A few years back I coined the term "Greenwrapping" to describe the putting of solar panels on top of a noxious use like a power plant. I have used it since to describe green roofs, used to hide the scale of huge projects.
Now AZPA has taken the concept of greenwrapping to an entirely new level; thy are turning a coal-fired power plant in Germany into "a densely-forested green mountain". It is still a coal plant, supplying heat and electricity to the town of Wedel, but now it is....pretty.
Our first concept departed from the idea that we could produce a corrugated envelope to the new plant, made from creepers which could absorb a substantial part of the carbon emissions of the plant because of an increased surface area, produced by a corrugation of the green envelope.
Right, the creepers will just soak up that CO2 and grow like mad. Why hasn't anyone thought of this before? Why get rid of coal plants when you can just plant vines? Or put every power station in a park? According to ArchDaily,
Instead of being a fenced-off compound, when finished, the plant would be surrounded by a wooded city park, which would become the centerpiece of the various bike routes, gardens and viewpoints that are already cropping up along the banks of the river.

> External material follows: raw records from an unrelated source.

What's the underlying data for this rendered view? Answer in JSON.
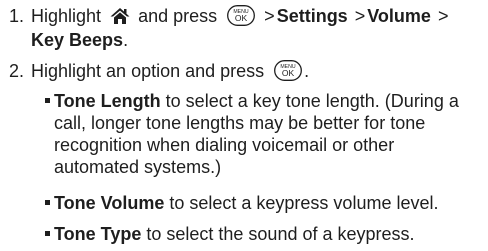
{
  "steps": [
    {
      "number": "1.",
      "text_a": "Highlight",
      "text_b": "and press",
      "path": [
        "Settings",
        "Volume",
        "Key Beeps"
      ],
      "separator": ">",
      "end": "."
    },
    {
      "number": "2.",
      "text_a": "Highlight an option and press",
      "end": "."
    }
  ],
  "key_label": {
    "top": "MENU",
    "bottom": "OK"
  },
  "icons": {
    "home": "home-icon",
    "menu_ok_key": "menu-ok-key-icon"
  },
  "options": [
    {
      "term": "Tone Length",
      "line1": "to select a key tone length. (During a",
      "line2": "call, longer tone lengths may be better for tone",
      "line3": "recognition when dialing voicemail or other",
      "line4": "automated systems.)"
    },
    {
      "term": "Tone Volume",
      "line1": "to select a keypress volume level."
    },
    {
      "term": "Tone Type",
      "line1": "to select the sound of a keypress."
    }
  ]
}
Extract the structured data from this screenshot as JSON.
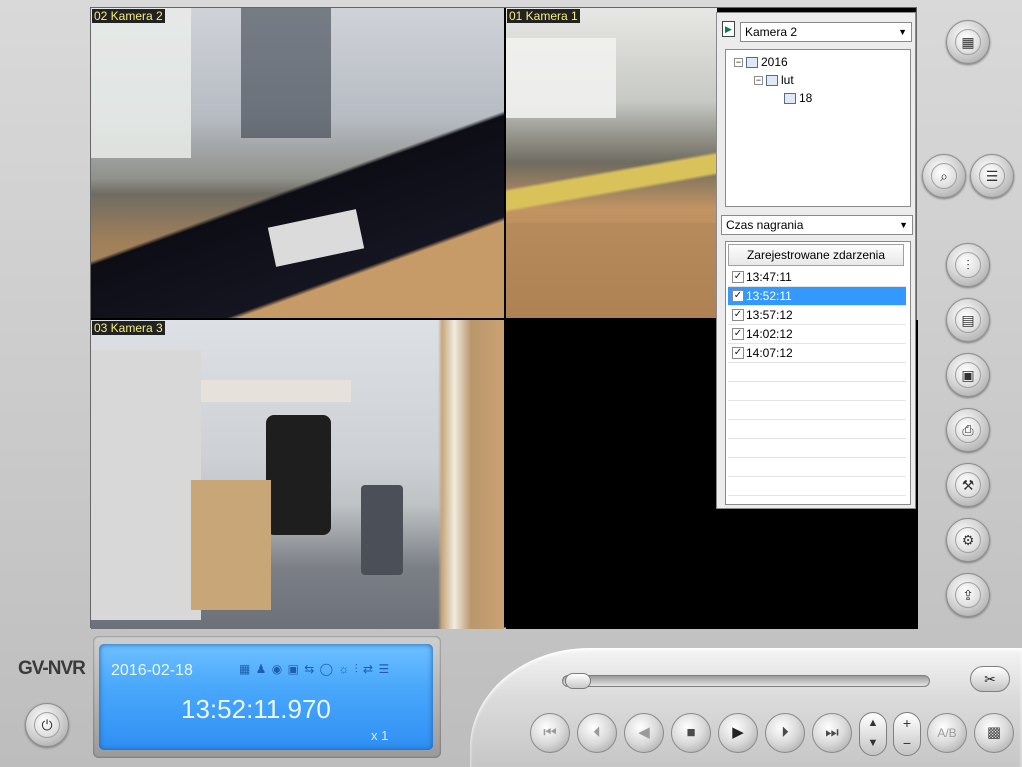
{
  "cameras": [
    {
      "label": "02 Kamera 2"
    },
    {
      "label": "01 Kamera 1"
    },
    {
      "label": "03 Kamera 3"
    }
  ],
  "panel": {
    "camera_select": "Kamera 2",
    "tree": {
      "year": "2016",
      "month": "lut",
      "day": "18"
    },
    "mode_select": "Czas nagrania",
    "events_header": "Zarejestrowane zdarzenia",
    "events": [
      {
        "time": "13:47:11",
        "checked": true,
        "selected": false
      },
      {
        "time": "13:52:11",
        "checked": true,
        "selected": true
      },
      {
        "time": "13:57:12",
        "checked": true,
        "selected": false
      },
      {
        "time": "14:02:12",
        "checked": true,
        "selected": false
      },
      {
        "time": "14:07:12",
        "checked": true,
        "selected": false
      }
    ]
  },
  "brand": "GV-NVR",
  "lcd": {
    "date": "2016-02-18",
    "time": "13:52:11.970",
    "speed": "x 1"
  },
  "playback": {
    "position": 0.0
  },
  "colors": {
    "lcd_blue": "#4aa8fb",
    "selection": "#3399ff",
    "camera_label": "#f7f07a"
  },
  "icons": {
    "layout": "layout-icon",
    "search": "search-icon",
    "list": "list-icon",
    "settings_sliders": "sliders-icon",
    "save_avi": "save-avi-icon",
    "save_bmp": "save-bmp-icon",
    "print": "print-icon",
    "tools": "tools-icon",
    "config": "gear-wrench-icon",
    "export": "export-icon"
  }
}
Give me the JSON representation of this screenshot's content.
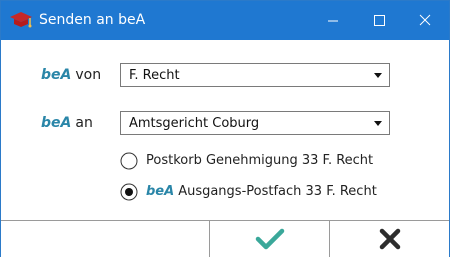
{
  "window": {
    "title": "Senden an beA",
    "icon": "bea-graduation-cap-icon",
    "accent_color": "#1f78d1",
    "controls": [
      "minimize-icon",
      "maximize-icon",
      "close-icon"
    ]
  },
  "form": {
    "von": {
      "brand": "beA",
      "label": "von",
      "value": "F. Recht"
    },
    "an": {
      "brand": "beA",
      "label": "an",
      "value": "Amtsgericht Coburg"
    },
    "radio_options": [
      {
        "brand": "",
        "label": "Postkorb Genehmigung 33 F. Recht",
        "selected": false
      },
      {
        "brand": "beA",
        "label": "Ausgangs-Postfach 33 F. Recht",
        "selected": true
      }
    ]
  },
  "buttons": {
    "ok_icon": "checkmark-icon",
    "ok_color": "#3aa89a",
    "cancel_icon": "x-icon",
    "cancel_color": "#2d2d2d"
  }
}
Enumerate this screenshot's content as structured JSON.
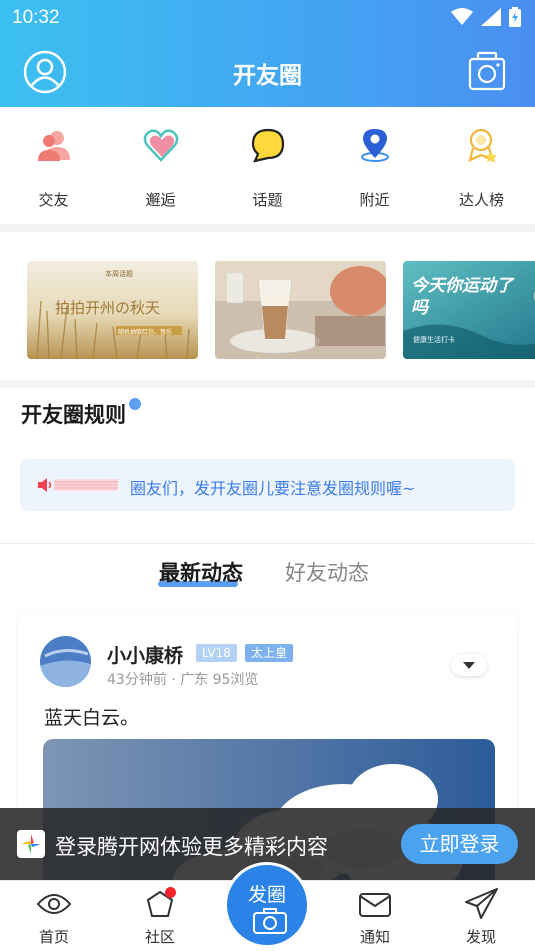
{
  "status_bar": {
    "time": "10:32"
  },
  "header": {
    "title": "开友圈"
  },
  "categories": [
    {
      "label": "交友",
      "icon": "friends-icon"
    },
    {
      "label": "邂逅",
      "icon": "heart-icon"
    },
    {
      "label": "话题",
      "icon": "chat-bubble-icon"
    },
    {
      "label": "附近",
      "icon": "location-pin-icon"
    },
    {
      "label": "达人榜",
      "icon": "award-icon"
    }
  ],
  "banners": [
    {
      "headline": "拍拍开州の秋天",
      "tagline": "随机抽取红包、音乐",
      "corner": "本周话题"
    },
    {
      "headline": ""
    },
    {
      "headline": "今天你运动了吗",
      "tagline": "健康生活打卡"
    }
  ],
  "rules": {
    "title": "开友圈规则",
    "notice": "圈友们，发开友圈儿要注意发圈规则喔~"
  },
  "tabs": {
    "active": "最新动态",
    "inactive": "好友动态"
  },
  "post": {
    "username": "小小康桥",
    "level_badge": "LV18",
    "title_badge": "太上皇",
    "meta": "43分钟前 · 广东  95浏览",
    "content": "蓝天白云。"
  },
  "login_bar": {
    "text": "登录腾开网体验更多精彩内容",
    "button": "立即登录"
  },
  "bottom_nav": {
    "home": "首页",
    "community": "社区",
    "post_fab": "发圈",
    "notifications": "通知",
    "discover": "发现"
  },
  "colors": {
    "accent": "#3f8df0",
    "header_start": "#3cc0f1",
    "header_end": "#4b8ff1",
    "notification_dot": "#f5222d"
  }
}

A careful selection of carbon-hungry local species would be planted and graded in height, the tallest nearest the solid green core of the plant, and the more human scale nearer the outside, creating a distinctive green landmark on the Wedel skyline.
Old coal plants used to put out a lot of other toxic stuff that would probably have prevented greenwrapping, but these days they filter out most everything but the CO2. But to pretend that this will absorb a substantial amount of the stuff is an egregious exaggeration. Pretty, though.